In early times ramparts and moats was very much the same. Shaped as the blade of a saw with its teeth pointing towards the enemy. (In french Trassé creamillet) This made it possible to fire in an angle of maximum 90 degrees, and prevented blind angles.
The overall purspose was to to be able to fire at the enemy from maximun range, moving the fire at he moved forward, even if he started to climb the ramparts.
Sommerfeldt also placed artillery in batteries along til defence line, that was able to fire directly at the enemy in long range “the old fashion way.”
The guns were placed in batteries (4-12 pcs:) along the 14 kilometres of enceinte.
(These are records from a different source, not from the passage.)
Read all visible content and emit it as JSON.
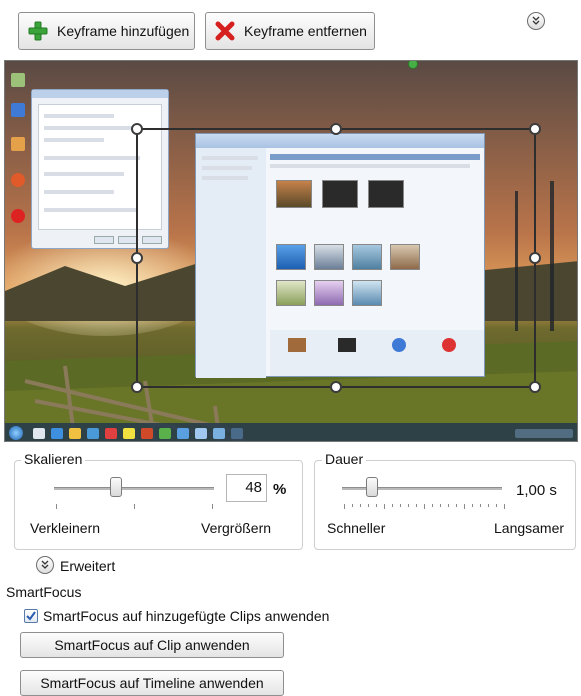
{
  "toolbar": {
    "add_keyframe": "Keyframe hinzufügen",
    "remove_keyframe": "Keyframe entfernen"
  },
  "scale": {
    "title": "Skalieren",
    "value": "48",
    "unit": "%",
    "label_min": "Verkleinern",
    "label_max": "Vergrößern",
    "slider_fraction": 0.39
  },
  "duration": {
    "title": "Dauer",
    "value": "1,00 s",
    "label_min": "Schneller",
    "label_max": "Langsamer",
    "slider_fraction": 0.19
  },
  "advanced": {
    "label": "Erweitert"
  },
  "smartfocus": {
    "heading": "SmartFocus",
    "checkbox_label": "SmartFocus auf hinzugefügte Clips anwenden",
    "checkbox_checked": true,
    "apply_clip": "SmartFocus auf Clip anwenden",
    "apply_timeline": "SmartFocus auf Timeline anwenden"
  },
  "colors": {
    "accent": "#3f6fb6",
    "check": "#2c5cb0",
    "add_icon": "#3aa43a",
    "remove_icon": "#d62020"
  }
}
The main ide was based on, that the enemy efter having forced the open terrain in front of the defence line under fire from heavy 9, 12 and 15 cm artillery, machuineguns and infantry-rifles should pass the waterline, ramparts and the caponieres.
The most critical point for the enemy would be, when he passing the about 6 feet deep moat, was taken under fire from a 7,5 cm rapid firing canon and two 8 mm machineguns (2 barrel mitralleuse) – from bunkers (caponiers) in the flank. These was supported from the ramparts by infantry and machineguns. This fire from the flank caponieres was directed towards the back og the next caponiere in
the line, so no blind angles would appear.
Known blind angles and crossings in the chanal, was covered cy little bunkers with machineguns in the rampage.
There was about 350 feet between the caponieres.